App and web page records:

⟨

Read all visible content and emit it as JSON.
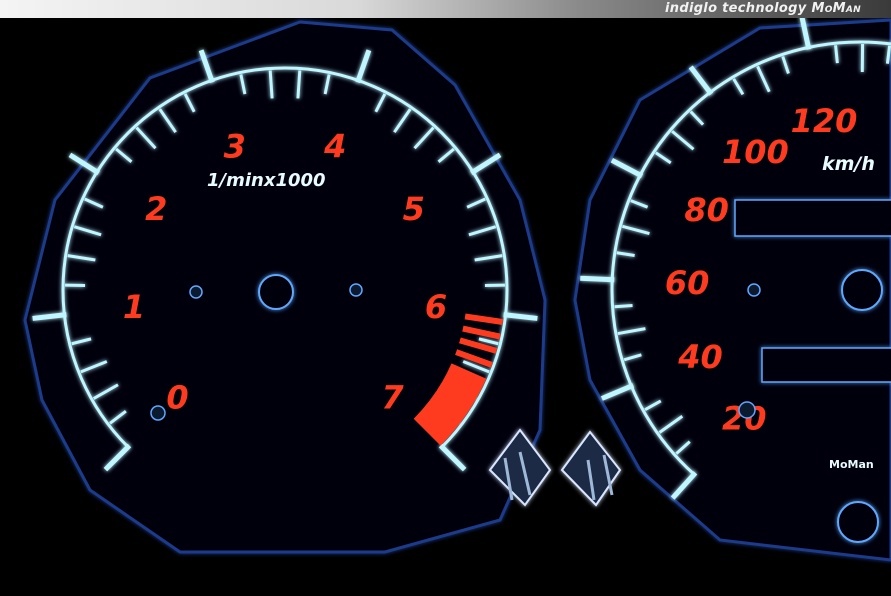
{
  "header": {
    "brand_text": "indiglo technology",
    "brand_name": "MoMan"
  },
  "tachometer": {
    "unit_label": "1/minx1000",
    "numbers": [
      "0",
      "1",
      "2",
      "3",
      "4",
      "5",
      "6",
      "7"
    ]
  },
  "speedometer": {
    "unit_label": "km/h",
    "numbers": [
      "20",
      "40",
      "60",
      "80",
      "100",
      "120"
    ],
    "logo": "MoMan"
  },
  "colors": {
    "glow": "#bff6ff",
    "numerals": "#ff3b1f",
    "redzone": "#ff3b1f",
    "background": "#000000"
  }
}
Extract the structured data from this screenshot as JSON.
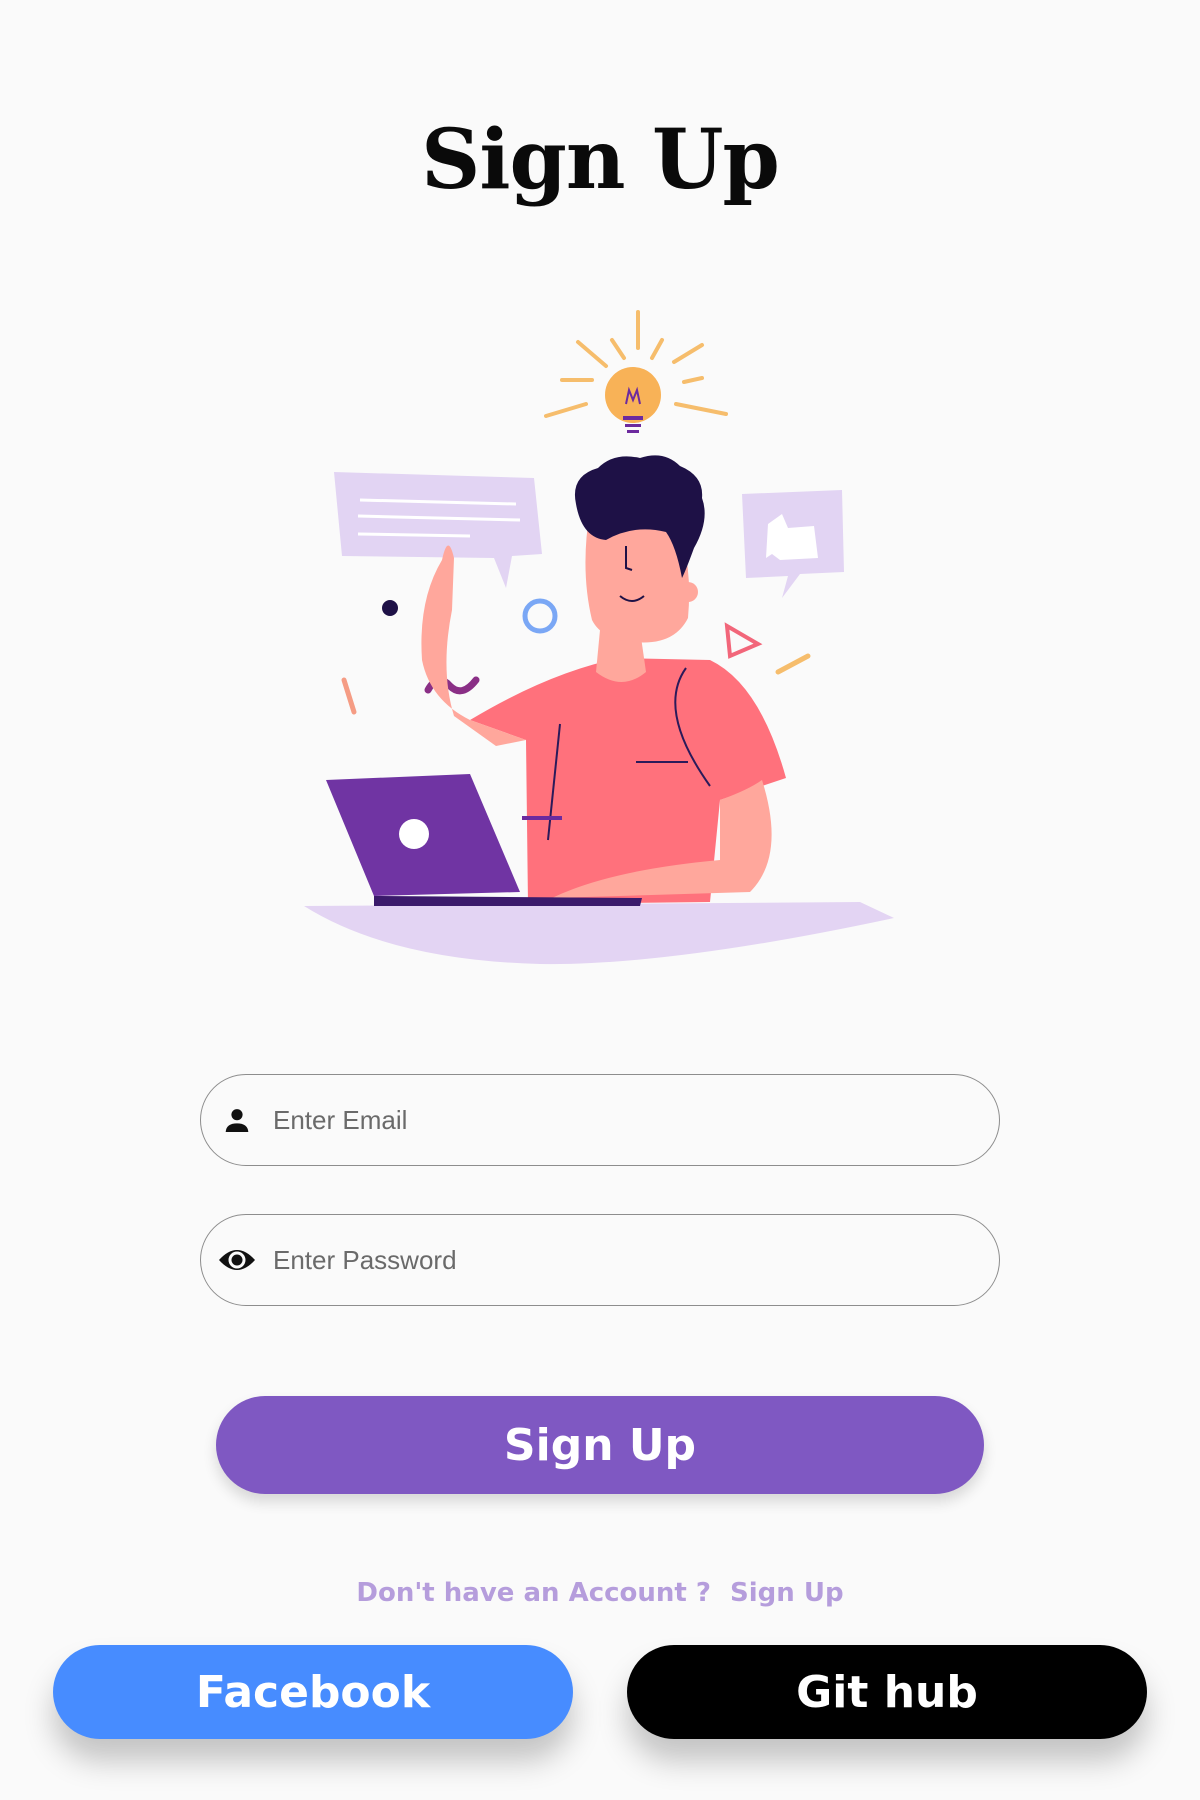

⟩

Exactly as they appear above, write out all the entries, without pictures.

Answer
Read all visible content and emit it as JSON.
{
  "header": {
    "brand_text": "indiglo technology",
    "brand_name": "MoMan"
  },
  "tachometer": {
    "unit_label": "1/minx1000",
    "numbers": [
      "0",
      "1",
      "2",
      "3",
      "4",
      "5",
      "6",
      "7"
    ]
  },
  "speedometer": {
    "unit_label": "km/h",
    "numbers": [
      "20",
      "40",
      "60",
      "80",
      "100",
      "120"
    ],
    "logo": "MoMan"
  },
  "colors": {
    "glow": "#bff6ff",
    "numerals": "#ff3b1f",
    "redzone": "#ff3b1f",
    "background": "#000000"
  }
}
Extract the structured data from this screenshot as JSON.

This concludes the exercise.